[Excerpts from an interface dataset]
=======

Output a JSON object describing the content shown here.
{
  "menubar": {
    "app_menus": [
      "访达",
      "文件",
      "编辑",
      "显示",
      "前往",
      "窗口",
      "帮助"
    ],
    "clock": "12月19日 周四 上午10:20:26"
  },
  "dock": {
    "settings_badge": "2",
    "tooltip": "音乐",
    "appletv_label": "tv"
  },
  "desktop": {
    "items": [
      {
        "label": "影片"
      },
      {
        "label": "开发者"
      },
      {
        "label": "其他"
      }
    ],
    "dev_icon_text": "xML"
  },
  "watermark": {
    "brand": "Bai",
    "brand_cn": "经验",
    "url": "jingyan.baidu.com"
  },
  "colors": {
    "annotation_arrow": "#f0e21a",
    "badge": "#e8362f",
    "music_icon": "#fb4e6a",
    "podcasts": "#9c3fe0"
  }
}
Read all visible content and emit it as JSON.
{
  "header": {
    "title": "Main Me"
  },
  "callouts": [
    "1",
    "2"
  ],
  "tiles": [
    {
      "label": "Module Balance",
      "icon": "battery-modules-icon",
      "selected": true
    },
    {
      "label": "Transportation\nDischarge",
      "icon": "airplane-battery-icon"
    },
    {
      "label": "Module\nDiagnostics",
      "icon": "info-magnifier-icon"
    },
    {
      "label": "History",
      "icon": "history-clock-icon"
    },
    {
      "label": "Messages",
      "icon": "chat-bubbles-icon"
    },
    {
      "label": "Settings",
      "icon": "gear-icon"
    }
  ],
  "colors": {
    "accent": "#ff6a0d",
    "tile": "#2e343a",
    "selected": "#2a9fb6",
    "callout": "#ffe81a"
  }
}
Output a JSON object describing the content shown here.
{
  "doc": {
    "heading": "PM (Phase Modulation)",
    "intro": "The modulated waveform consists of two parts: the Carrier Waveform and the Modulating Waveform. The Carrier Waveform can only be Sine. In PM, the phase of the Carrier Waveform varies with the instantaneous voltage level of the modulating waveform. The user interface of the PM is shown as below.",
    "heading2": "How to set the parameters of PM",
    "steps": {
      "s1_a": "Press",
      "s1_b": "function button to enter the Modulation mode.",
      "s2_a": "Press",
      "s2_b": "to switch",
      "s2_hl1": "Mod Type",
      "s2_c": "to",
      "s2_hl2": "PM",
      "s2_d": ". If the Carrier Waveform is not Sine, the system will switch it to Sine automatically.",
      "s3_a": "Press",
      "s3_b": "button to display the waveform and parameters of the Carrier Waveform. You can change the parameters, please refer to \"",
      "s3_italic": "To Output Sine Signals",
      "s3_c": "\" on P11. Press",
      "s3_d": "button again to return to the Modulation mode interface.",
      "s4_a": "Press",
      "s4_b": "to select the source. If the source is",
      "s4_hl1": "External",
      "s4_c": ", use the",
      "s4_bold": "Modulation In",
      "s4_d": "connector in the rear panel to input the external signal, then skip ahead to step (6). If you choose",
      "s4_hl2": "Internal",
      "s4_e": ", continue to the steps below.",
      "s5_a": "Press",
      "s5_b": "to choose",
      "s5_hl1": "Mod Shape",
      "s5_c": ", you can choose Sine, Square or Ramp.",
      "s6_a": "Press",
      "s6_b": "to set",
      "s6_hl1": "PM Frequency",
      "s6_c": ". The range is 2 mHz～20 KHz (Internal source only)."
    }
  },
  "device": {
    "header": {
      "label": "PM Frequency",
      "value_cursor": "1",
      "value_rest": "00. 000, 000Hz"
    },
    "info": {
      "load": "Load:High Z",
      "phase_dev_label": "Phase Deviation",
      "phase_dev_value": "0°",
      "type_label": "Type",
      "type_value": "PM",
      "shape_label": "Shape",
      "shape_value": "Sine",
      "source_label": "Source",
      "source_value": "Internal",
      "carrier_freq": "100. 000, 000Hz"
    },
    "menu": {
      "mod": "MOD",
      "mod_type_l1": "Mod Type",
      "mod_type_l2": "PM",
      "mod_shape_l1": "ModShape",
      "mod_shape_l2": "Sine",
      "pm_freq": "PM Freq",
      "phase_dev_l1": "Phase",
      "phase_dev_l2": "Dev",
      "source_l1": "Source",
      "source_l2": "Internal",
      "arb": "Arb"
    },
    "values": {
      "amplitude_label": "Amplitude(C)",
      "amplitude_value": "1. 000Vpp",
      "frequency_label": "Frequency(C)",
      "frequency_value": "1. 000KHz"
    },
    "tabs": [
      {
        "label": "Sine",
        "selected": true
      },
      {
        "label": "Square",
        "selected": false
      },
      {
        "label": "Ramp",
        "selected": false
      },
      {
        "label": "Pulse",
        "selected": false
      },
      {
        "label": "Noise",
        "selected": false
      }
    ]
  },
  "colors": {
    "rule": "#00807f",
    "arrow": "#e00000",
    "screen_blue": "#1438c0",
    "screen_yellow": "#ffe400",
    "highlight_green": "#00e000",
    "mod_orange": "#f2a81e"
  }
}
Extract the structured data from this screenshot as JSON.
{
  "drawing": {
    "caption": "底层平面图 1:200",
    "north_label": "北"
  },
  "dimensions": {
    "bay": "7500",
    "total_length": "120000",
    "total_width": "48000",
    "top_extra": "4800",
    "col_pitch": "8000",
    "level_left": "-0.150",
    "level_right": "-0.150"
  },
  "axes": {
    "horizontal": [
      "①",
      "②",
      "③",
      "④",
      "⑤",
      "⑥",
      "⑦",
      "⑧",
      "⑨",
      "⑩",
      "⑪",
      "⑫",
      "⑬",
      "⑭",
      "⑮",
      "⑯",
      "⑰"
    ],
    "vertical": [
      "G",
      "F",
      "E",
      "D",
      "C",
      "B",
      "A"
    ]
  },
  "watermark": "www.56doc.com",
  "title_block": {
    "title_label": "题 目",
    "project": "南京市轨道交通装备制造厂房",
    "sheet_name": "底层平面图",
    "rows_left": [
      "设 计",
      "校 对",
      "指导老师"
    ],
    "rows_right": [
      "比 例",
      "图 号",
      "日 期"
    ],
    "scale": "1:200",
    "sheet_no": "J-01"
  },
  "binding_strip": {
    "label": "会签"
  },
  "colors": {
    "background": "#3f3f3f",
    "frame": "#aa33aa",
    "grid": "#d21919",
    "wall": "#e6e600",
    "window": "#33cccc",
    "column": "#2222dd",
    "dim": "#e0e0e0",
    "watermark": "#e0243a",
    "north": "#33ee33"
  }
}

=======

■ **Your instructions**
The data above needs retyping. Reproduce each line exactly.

■ **Exercise answer**
Output a JSON object describing the content shown here.
{
  "menubar": {
    "app_menus": [
      "访达",
      "文件",
      "编辑",
      "显示",
      "前往",
      "窗口",
      "帮助"
    ],
    "clock": "12月19日 周四 上午10:20:26"
  },
  "dock": {
    "settings_badge": "2",
    "tooltip": "音乐",
    "appletv_label": "tv"
  },
  "desktop": {
    "items": [
      {
        "label": "影片"
      },
      {
        "label": "开发者"
      },
      {
        "label": "其他"
      }
    ],
    "dev_icon_text": "xML"
  },
  "watermark": {
    "brand": "Bai",
    "brand_cn": "经验",
    "url": "jingyan.baidu.com"
  },
  "colors": {
    "annotation_arrow": "#f0e21a",
    "badge": "#e8362f",
    "music_icon": "#fb4e6a",
    "podcasts": "#9c3fe0"
  }
}
Read all visible content and emit it as JSON.
{
  "header": {
    "title": "Main Me"
  },
  "callouts": [
    "1",
    "2"
  ],
  "tiles": [
    {
      "label": "Module Balance",
      "icon": "battery-modules-icon",
      "selected": true
    },
    {
      "label": "Transportation\nDischarge",
      "icon": "airplane-battery-icon"
    },
    {
      "label": "Module\nDiagnostics",
      "icon": "info-magnifier-icon"
    },
    {
      "label": "History",
      "icon": "history-clock-icon"
    },
    {
      "label": "Messages",
      "icon": "chat-bubbles-icon"
    },
    {
      "label": "Settings",
      "icon": "gear-icon"
    }
  ],
  "colors": {
    "accent": "#ff6a0d",
    "tile": "#2e343a",
    "selected": "#2a9fb6",
    "callout": "#ffe81a"
  }
}
Output a JSON object describing the content shown here.
{
  "doc": {
    "heading": "PM (Phase Modulation)",
    "intro": "The modulated waveform consists of two parts: the Carrier Waveform and the Modulating Waveform. The Carrier Waveform can only be Sine. In PM, the phase of the Carrier Waveform varies with the instantaneous voltage level of the modulating waveform. The user interface of the PM is shown as below.",
    "heading2": "How to set the parameters of PM",
    "steps": {
      "s1_a": "Press",
      "s1_b": "function button to enter the Modulation mode.",
      "s2_a": "Press",
      "s2_b": "to switch",
      "s2_hl1": "Mod Type",
      "s2_c": "to",
      "s2_hl2": "PM",
      "s2_d": ". If the Carrier Waveform is not Sine, the system will switch it to Sine automatically.",
      "s3_a": "Press",
      "s3_b": "button to display the waveform and parameters of the Carrier Waveform. You can change the parameters, please refer to \"",
      "s3_italic": "To Output Sine Signals",
      "s3_c": "\" on P11. Press",
      "s3_d": "button again to return to the Modulation mode interface.",
      "s4_a": "Press",
      "s4_b": "to select the source. If the source is",
      "s4_hl1": "External",
      "s4_c": ", use the",
      "s4_bold": "Modulation In",
      "s4_d": "connector in the rear panel to input the external signal, then skip ahead to step (6). If you choose",
      "s4_hl2": "Internal",
      "s4_e": ", continue to the steps below.",
      "s5_a": "Press",
      "s5_b": "to choose",
      "s5_hl1": "Mod Shape",
      "s5_c": ", you can choose Sine, Square or Ramp.",
      "s6_a": "Press",
      "s6_b": "to set",
      "s6_hl1": "PM Frequency",
      "s6_c": ". The range is 2 mHz～20 KHz (Internal source only)."
    }
  },
  "device": {
    "header": {
      "label": "PM Frequency",
      "value_cursor": "1",
      "value_rest": "00. 000, 000Hz"
    },
    "info": {
      "load": "Load:High Z",
      "phase_dev_label": "Phase Deviation",
      "phase_dev_value": "0°",
      "type_label": "Type",
      "type_value": "PM",
      "shape_label": "Shape",
      "shape_value": "Sine",
      "source_label": "Source",
      "source_value": "Internal",
      "carrier_freq": "100. 000, 000Hz"
    },
    "menu": {
      "mod": "MOD",
      "mod_type_l1": "Mod Type",
      "mod_type_l2": "PM",
      "mod_shape_l1": "ModShape",
      "mod_shape_l2": "Sine",
      "pm_freq": "PM Freq",
      "phase_dev_l1": "Phase",
      "phase_dev_l2": "Dev",
      "source_l1": "Source",
      "source_l2": "Internal",
      "arb": "Arb"
    },
    "values": {
      "amplitude_label": "Amplitude(C)",
      "amplitude_value": "1. 000Vpp",
      "frequency_label": "Frequency(C)",
      "frequency_value": "1. 000KHz"
    },
    "tabs": [
      {
        "label": "Sine",
        "selected": true
      },
      {
        "label": "Square",
        "selected": false
      },
      {
        "label": "Ramp",
        "selected": false
      },
      {
        "label": "Pulse",
        "selected": false
      },
      {
        "label": "Noise",
        "selected": false
      }
    ]
  },
  "colors": {
    "rule": "#00807f",
    "arrow": "#e00000",
    "screen_blue": "#1438c0",
    "screen_yellow": "#ffe400",
    "highlight_green": "#00e000",
    "mod_orange": "#f2a81e"
  }
}
Extract the structured data from this screenshot as JSON.
{
  "drawing": {
    "caption": "底层平面图 1:200",
    "north_label": "北"
  },
  "dimensions": {
    "bay": "7500",
    "total_length": "120000",
    "total_width": "48000",
    "top_extra": "4800",
    "col_pitch": "8000",
    "level_left": "-0.150",
    "level_right": "-0.150"
  },
  "axes": {
    "horizontal": [
      "①",
      "②",
      "③",
      "④",
      "⑤",
      "⑥",
      "⑦",
      "⑧",
      "⑨",
      "⑩",
      "⑪",
      "⑫",
      "⑬",
      "⑭",
      "⑮",
      "⑯",
      "⑰"
    ],
    "vertical": [
      "G",
      "F",
      "E",
      "D",
      "C",
      "B",
      "A"
    ]
  },
  "watermark": "www.56doc.com",
  "title_block": {
    "title_label": "题 目",
    "project": "南京市轨道交通装备制造厂房",
    "sheet_name": "底层平面图",
    "rows_left": [
      "设 计",
      "校 对",
      "指导老师"
    ],
    "rows_right": [
      "比 例",
      "图 号",
      "日 期"
    ],
    "scale": "1:200",
    "sheet_no": "J-01"
  },
  "binding_strip": {
    "label": "会签"
  },
  "colors": {
    "background": "#3f3f3f",
    "frame": "#aa33aa",
    "grid": "#d21919",
    "wall": "#e6e600",
    "window": "#33cccc",
    "column": "#2222dd",
    "dim": "#e0e0e0",
    "watermark": "#e0243a",
    "north": "#33ee33"
  }
}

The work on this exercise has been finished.